Vanuatu communities taught to rebuild stronger
Cyclone affected communities in Vanuatu are being taught to cyclone proof their homes as the rebuild in the country continues almost seven months after Pam.
Care International has been distributing rebuild kits to villagers on Tanna one of the worst hit islands in Tafea province.
Along with tools including hammers and saws, Spanish architect Guiomar Grande is in Tanna teaching people to build back stronger.
She told Koroi Hawkins about the importance of helping communities.
GUIOMAR GRANDE: This island is quite complicated with logistics. So that means that we strive to cover the toolkit distribution that means one to two households in west and east Tanna and that was the distribution that now is going to finish. Also combined with an awareness workshop called Build Back Safer. To explain to the community some important concepts like location, like cross-bracing, and how to do good connections and to do good connections between the different structural elements and to reinforce this kind of good constructions that they used to build as a good way of building.

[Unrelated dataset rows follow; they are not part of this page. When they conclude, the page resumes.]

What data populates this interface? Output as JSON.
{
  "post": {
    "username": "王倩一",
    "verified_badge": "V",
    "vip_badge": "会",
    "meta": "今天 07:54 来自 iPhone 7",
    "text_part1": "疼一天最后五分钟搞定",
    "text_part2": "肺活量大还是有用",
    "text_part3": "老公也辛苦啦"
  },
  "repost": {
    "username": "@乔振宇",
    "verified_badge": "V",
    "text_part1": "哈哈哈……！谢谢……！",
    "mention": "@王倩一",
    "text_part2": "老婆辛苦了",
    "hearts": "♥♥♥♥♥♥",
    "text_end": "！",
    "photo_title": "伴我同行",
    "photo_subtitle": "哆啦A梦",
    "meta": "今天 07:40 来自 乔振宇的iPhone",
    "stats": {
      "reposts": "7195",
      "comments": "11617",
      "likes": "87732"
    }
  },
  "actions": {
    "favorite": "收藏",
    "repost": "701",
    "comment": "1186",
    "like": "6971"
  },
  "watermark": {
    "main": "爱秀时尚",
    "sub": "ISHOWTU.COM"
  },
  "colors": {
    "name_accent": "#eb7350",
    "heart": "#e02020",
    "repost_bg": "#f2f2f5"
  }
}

KOROI HAWKINS: What's in the toolkits?
GG: In the toolkit we have hammers, hand saws, tin snips, pliers, hoes and shovel.
KH: Right. And you're giving this to families all around the island are you?
GG: We are covering because Tanna is divided in various NGOs, so CARE International has been working in east Tanna and now we are covering west Tanna, part of west Tanna.
KH: And the Build Back Safer workshops, what's the idea behind that?
GG: The idea is to enforce the local, traditional way of building here that is the Nimaleten. Which is the local way of many years and years of building. It is the perfect shelter for the hazards that happen in this country like cyclones, earthquakes. It's a very, very strong construction.
KH: So it is basically a roof all the way to the ground, is it?
GG: Yes. It's actually a triangle and it's stacked on the ground. We have been working Lume has been working on the foundation improvements, so to put like a cross inside the ground, so it's not only a piece of wood it is like a cross.
KH: So that gives it more purchase in the ground in terms of if the wind blows on it.
KH: And what is your hope? You think people if they build back stronger they will be more resilient to future cyclones?
GG: Yeah. We are sure. We have been working for this and we are sure we will make a difference. There is still a lot of work to do but I think these concepts are quite understandable and yeah, I think it will make a change.
To embed this content on your own webpage, cut and paste the following: